South Africa

Red October

SACP calls for Universal Basic Income Grant

Blade Nzimande during a press briefing after the SACP's first plenary session of the year on February 24, 2019 in Johannesburg, South Africa. (Photo: Gallo Images / Sowetan / Thulani Mbele)

Party leader Blade Nzimande also announced the SACP would be supporting Cosatu in its nationwide protest this week against corruption.

The South African Communist Party (SACP) called for the swift implementation of National Health Insurance (NHI) as well as a Universal Basic Income Grant at its launch of “Red October” during a virtual rally on Sunday 4 October.  

Much of the briefing focused on NHI, with party general secretary Blade Nzimande stating, “The Covid-19 pandemic has emphasised with the greatest urgency the absolute necessity of now advancing very rapidly with the implementation of a comprehensive National Health Insurance system based on the principle of solidarity.” 

Nzimande said the pandemic had “exposed” the weaknesses of both the public and private health sectors.

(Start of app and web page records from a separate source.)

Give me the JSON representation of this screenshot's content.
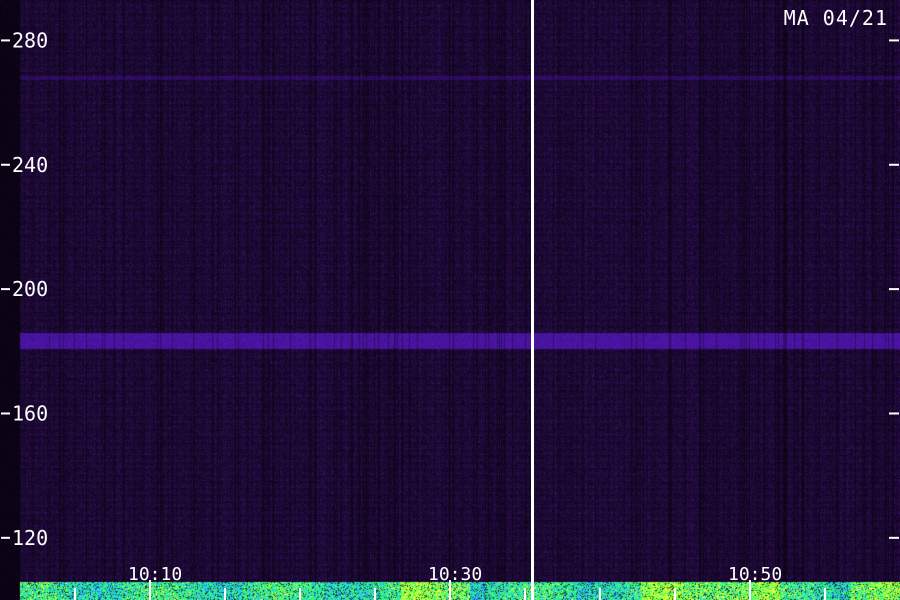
{
  "corner_label": "MA 04/21",
  "colors": {
    "background": "#1a0830",
    "band_mid": "#3f108f",
    "band_strong": "#5a18c8",
    "low_blue": "#2a50ff",
    "low_cyan": "#20d0e0",
    "low_green": "#40ff60",
    "low_yellow": "#e8ff30",
    "marker": "#ffffff",
    "text": "#ffffff"
  },
  "chart_data": {
    "type": "heatmap",
    "title": "",
    "xlabel": "",
    "ylabel": "",
    "yticks": [
      120,
      160,
      200,
      240,
      280
    ],
    "ylim": [
      100,
      293
    ],
    "xtick_labels": [
      "10:10",
      "10:30",
      "10:50"
    ],
    "xlim_minutes": [
      0,
      60
    ],
    "xtick_positions_minutes": [
      10,
      30,
      50
    ],
    "minor_xticks_minutes": [
      5,
      10,
      15,
      20,
      25,
      30,
      35,
      40,
      45,
      50,
      55
    ],
    "time_marker_minutes": 35.5,
    "horizontal_bands": [
      {
        "y": 183.5,
        "strength": "strong"
      },
      {
        "y": 268,
        "strength": "weak"
      }
    ],
    "low_frequency_activity": {
      "y_from": 100,
      "y_to": 106,
      "level": "high"
    }
  }
}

He said the public healthcare system was “overburdened” and “underfunded” and that “even before the pandemic, the private healthcare system was dysfunctional and even those with medical aids were finding that coverage was running out before the last months of the year”.  

In order to advance towards a NHI, the party said, “down with budget cuts and the creeping defunding of the public healthcare system… the public health system needs more human and financial resources”. 

Speaking extensively on Covid-19 and its effects on workers, Nzimande said “the increased indebtedness of the working class and the lower middle classes in the wake of the Covid-19 pandemic exacerbates food insecurity and deepens the crisis of social reproduction of many a household”. Nzimande said these issues needed to be addressed in South Africa’s economic recovery. 

“Consideration should be given to another debt amnesty and/or other debt relief measures for workers and the lower middle classes, who are often at the mercy of private finance capital.” 

Nzimande said the SACP called for the following: 

  • A review of Treasury/South African Reserve Bank policy perspectives; 
  • The introduction of a wealth tax;
  • Tax capital transactions; 
  •  The introduction of targeted prescribed assets; and
  • A Universal Basic Income Grant.

“The levels of social distress, with a new job-loss bloodbath on top of existing crises, means that apart from thousands of localised initiatives and programmes, we have to respond with urgency and across the board,” said Nzimande.

He said the Special Covid-19 Social Relief of Distress Grant of R350 per month was a “lifeline to millions”, but added: “that grant is now due to expire at the end of this month… we cannot allow this to happen”. Nzimande said as an “urgent priority”, this grant needed to be converted into a Universal Basic Income Grant. 

“Without this small but desperately needed lifeline many households will fall into deeper distress.” 

Speakers at the rally – including those from the Young Communist League of South Africa, and tripartite alliance partners Cosatu and the ANC – called for corruption to end, although not once did anybody mention the allegations against Thulas Nxesi, the party’s deputy national chairperson. Earlier this week, the Zondo Commission heard how tender tycoon Edwin Sodi paid millions to ANC officials, including Nxesi. 

Nxesi denied these allegations in a tweet: 

Nzimande also announced the SACP would be supporting Cosatu in its nationwide protest this week against corruption. 

“It is a strike against corruption and austerity,” said Nzimande. “It is a strike against government’s illegal reneging on its own commitments in the public sector central bargaining forum. 

“The SACP extends its full support to this day of action and to the demands advanced by the two largest and socialist federations in our country.” 

This march is due to take place on Wednesday. DM



Comments - share your knowledge and experience

Please note you must be a Maverick Insider to comment. Sign up here or sign in if you are already an Insider.

Everybody has an opinion but not everyone has the knowledge and the experience to contribute meaningfully to a discussion. That’s what we want from our members. Help us learn with your expertise and insights on articles that we publish. We encourage different, respectful viewpoints to further our understanding of the world. View our comments policy here.

No Comments, yet

Please peer review 3 community comments before your comment can be posted